/---
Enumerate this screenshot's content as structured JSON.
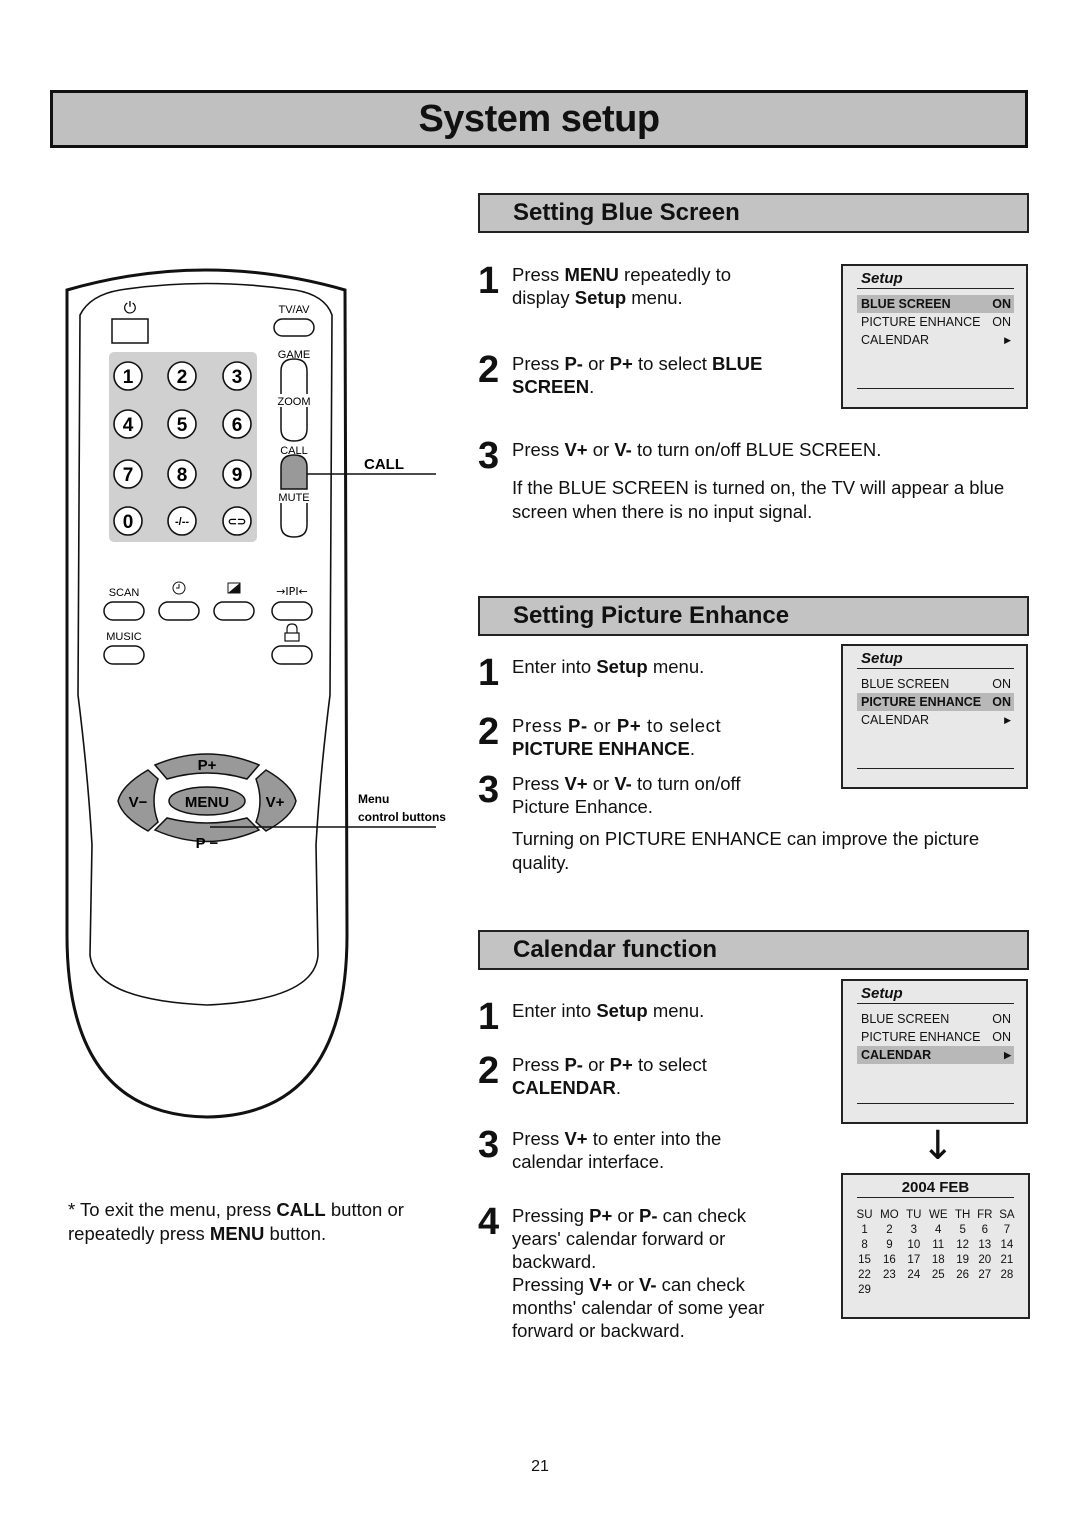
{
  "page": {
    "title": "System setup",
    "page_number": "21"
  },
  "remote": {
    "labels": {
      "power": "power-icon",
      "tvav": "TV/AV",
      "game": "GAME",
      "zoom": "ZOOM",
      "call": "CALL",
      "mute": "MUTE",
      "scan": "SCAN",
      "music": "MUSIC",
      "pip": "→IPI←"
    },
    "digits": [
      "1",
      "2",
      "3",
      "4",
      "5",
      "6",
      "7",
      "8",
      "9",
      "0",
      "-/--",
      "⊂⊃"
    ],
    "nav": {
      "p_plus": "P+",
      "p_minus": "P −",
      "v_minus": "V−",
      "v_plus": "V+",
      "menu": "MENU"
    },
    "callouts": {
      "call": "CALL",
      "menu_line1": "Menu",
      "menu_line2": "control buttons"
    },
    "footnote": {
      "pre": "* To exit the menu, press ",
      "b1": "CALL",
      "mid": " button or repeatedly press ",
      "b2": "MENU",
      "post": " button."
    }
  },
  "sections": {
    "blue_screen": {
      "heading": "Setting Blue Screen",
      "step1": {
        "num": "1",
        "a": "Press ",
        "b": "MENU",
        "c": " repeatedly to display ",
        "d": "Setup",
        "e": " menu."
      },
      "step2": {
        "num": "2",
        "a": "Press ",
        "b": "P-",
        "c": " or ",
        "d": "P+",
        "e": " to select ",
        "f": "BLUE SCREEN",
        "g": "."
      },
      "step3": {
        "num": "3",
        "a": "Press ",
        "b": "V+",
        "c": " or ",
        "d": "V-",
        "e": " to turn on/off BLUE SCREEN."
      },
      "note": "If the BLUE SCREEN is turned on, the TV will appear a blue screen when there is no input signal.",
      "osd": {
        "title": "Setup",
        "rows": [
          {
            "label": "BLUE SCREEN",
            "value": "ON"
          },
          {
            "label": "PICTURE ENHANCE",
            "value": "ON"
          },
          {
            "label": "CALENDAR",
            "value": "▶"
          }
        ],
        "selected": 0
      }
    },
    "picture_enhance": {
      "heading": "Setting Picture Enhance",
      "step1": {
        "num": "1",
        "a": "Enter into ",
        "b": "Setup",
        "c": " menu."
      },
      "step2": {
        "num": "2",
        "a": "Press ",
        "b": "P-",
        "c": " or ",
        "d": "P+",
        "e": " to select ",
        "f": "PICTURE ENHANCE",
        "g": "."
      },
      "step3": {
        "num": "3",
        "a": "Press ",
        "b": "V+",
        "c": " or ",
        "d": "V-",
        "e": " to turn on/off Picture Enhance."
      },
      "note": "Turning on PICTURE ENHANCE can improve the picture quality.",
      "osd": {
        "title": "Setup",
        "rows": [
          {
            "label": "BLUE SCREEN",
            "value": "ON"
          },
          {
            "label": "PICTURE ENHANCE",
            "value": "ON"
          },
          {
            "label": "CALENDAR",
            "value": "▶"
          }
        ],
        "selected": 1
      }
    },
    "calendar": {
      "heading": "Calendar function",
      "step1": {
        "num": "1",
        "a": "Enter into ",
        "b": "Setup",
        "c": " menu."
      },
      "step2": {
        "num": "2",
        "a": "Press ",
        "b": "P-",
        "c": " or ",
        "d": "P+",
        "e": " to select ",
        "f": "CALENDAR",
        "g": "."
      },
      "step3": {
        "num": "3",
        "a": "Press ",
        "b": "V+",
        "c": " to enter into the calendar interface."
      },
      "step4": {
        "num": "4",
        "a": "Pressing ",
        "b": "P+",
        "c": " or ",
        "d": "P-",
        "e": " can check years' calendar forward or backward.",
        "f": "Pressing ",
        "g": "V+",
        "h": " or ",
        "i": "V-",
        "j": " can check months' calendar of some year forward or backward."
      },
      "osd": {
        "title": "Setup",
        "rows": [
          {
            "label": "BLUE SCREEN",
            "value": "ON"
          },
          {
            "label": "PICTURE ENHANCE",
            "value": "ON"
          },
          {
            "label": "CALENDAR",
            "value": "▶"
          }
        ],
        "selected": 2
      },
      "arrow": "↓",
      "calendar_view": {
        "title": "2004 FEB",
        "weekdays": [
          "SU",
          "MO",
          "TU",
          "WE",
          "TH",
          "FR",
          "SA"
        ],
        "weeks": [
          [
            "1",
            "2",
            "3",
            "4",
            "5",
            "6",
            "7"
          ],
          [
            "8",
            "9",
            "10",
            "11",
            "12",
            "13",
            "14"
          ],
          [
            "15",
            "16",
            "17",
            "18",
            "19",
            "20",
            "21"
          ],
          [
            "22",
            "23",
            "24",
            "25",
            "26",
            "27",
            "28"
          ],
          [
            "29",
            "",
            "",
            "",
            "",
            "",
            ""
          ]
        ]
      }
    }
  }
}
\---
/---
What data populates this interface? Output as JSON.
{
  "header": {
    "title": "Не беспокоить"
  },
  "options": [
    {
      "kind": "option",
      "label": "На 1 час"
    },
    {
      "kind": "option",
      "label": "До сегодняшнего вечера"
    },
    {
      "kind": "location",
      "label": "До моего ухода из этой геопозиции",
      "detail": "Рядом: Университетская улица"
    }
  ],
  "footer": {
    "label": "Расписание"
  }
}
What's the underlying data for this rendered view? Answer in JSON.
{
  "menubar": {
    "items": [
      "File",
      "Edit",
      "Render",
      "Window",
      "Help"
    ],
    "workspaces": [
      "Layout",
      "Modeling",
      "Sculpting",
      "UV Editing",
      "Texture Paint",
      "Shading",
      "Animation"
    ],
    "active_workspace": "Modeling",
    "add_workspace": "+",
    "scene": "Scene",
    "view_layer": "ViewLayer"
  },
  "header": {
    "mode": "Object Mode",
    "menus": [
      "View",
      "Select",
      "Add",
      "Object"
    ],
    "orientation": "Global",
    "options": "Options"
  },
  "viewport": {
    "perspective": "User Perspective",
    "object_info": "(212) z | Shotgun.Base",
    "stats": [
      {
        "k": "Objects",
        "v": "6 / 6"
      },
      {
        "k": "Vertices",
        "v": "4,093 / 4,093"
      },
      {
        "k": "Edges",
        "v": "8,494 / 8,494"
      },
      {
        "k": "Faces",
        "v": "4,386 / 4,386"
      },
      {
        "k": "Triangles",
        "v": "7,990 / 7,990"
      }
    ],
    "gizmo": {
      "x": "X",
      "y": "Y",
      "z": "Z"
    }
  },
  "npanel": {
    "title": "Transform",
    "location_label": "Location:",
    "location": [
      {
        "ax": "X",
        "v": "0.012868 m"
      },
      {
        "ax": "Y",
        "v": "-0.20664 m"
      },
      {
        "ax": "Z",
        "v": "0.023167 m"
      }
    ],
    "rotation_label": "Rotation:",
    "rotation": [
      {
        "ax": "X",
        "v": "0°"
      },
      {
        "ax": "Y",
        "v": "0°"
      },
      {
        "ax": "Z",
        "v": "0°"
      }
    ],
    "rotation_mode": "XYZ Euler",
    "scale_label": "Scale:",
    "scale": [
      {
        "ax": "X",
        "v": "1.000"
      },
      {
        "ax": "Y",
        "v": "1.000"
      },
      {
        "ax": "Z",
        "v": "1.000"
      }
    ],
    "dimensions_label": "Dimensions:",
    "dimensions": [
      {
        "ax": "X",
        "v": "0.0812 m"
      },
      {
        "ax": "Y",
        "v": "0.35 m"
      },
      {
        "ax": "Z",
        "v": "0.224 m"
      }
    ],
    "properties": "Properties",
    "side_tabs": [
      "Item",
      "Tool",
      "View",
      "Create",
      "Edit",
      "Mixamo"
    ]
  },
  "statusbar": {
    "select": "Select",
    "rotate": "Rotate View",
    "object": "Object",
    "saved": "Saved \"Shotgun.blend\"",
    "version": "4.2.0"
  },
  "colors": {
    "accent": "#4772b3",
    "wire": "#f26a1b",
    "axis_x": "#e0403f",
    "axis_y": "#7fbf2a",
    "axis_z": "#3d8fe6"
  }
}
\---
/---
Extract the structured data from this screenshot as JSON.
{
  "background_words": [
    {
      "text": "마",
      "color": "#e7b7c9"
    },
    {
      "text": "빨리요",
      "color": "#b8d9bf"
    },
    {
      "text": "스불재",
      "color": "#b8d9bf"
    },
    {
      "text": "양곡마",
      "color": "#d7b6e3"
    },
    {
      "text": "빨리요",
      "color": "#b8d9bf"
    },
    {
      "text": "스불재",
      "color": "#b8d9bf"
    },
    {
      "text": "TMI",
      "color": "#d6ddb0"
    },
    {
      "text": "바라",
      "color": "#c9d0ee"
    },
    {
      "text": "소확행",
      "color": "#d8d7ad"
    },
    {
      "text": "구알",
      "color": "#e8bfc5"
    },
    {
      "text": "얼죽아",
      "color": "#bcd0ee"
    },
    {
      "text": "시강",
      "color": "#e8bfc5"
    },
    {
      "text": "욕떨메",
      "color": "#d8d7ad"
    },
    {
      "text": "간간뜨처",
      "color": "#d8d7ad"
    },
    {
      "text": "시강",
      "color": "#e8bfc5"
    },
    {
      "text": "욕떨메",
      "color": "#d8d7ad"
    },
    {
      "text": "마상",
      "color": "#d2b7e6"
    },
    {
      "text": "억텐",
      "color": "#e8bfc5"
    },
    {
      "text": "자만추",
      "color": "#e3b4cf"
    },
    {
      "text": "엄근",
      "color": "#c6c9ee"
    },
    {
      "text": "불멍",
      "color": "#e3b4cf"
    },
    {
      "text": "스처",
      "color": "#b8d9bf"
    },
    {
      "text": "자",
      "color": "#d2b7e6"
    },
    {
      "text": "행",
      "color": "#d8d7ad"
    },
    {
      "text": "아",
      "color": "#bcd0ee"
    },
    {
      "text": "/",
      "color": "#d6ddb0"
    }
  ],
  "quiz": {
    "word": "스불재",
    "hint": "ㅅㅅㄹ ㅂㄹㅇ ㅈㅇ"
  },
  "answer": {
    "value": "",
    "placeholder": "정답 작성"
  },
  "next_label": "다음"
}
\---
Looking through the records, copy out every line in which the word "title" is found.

    "title": "System setup",
        "title": "Setup",
        "title": "Setup",
        "title": "Setup",
        "title": "2004 FEB",
    "title": "Не беспокоить"
    "title": "Transform",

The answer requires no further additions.